Exercise goal → The data below should be repeated exactly and in full.

Data extracts →
- Opening Delimiter -

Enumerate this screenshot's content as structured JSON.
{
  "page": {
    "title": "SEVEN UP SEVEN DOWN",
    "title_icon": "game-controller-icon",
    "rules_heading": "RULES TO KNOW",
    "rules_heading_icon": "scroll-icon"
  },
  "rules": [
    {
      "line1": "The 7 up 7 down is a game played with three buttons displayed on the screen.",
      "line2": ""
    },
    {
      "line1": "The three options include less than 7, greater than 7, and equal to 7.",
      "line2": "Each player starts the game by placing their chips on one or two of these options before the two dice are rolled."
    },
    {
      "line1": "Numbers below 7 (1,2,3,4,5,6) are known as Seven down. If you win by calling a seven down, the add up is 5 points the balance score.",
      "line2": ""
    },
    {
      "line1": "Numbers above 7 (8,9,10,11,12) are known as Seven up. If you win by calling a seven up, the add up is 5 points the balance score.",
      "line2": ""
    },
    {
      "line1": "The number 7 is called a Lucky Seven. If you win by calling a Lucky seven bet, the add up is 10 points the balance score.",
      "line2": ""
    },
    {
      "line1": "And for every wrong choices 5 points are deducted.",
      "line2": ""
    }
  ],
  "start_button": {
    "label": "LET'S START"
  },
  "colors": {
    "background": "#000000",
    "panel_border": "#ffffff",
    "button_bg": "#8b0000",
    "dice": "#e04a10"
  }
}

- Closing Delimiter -

Response for this exercise →
Enumerate this screenshot's content as structured JSON.
{
  "page": {
    "title": "SEVEN UP SEVEN DOWN",
    "title_icon": "game-controller-icon",
    "rules_heading": "RULES TO KNOW",
    "rules_heading_icon": "scroll-icon"
  },
  "rules": [
    {
      "line1": "The 7 up 7 down is a game played with three buttons displayed on the screen.",
      "line2": ""
    },
    {
      "line1": "The three options include less than 7, greater than 7, and equal to 7.",
      "line2": "Each player starts the game by placing their chips on one or two of these options before the two dice are rolled."
    },
    {
      "line1": "Numbers below 7 (1,2,3,4,5,6) are known as Seven down. If you win by calling a seven down, the add up is 5 points the balance score.",
      "line2": ""
    },
    {
      "line1": "Numbers above 7 (8,9,10,11,12) are known as Seven up. If you win by calling a seven up, the add up is 5 points the balance score.",
      "line2": ""
    },
    {
      "line1": "The number 7 is called a Lucky Seven. If you win by calling a Lucky seven bet, the add up is 10 points the balance score.",
      "line2": ""
    },
    {
      "line1": "And for every wrong choices 5 points are deducted.",
      "line2": ""
    }
  ],
  "start_button": {
    "label": "LET'S START"
  },
  "colors": {
    "background": "#000000",
    "panel_border": "#ffffff",
    "button_bg": "#8b0000",
    "dice": "#e04a10"
  }
}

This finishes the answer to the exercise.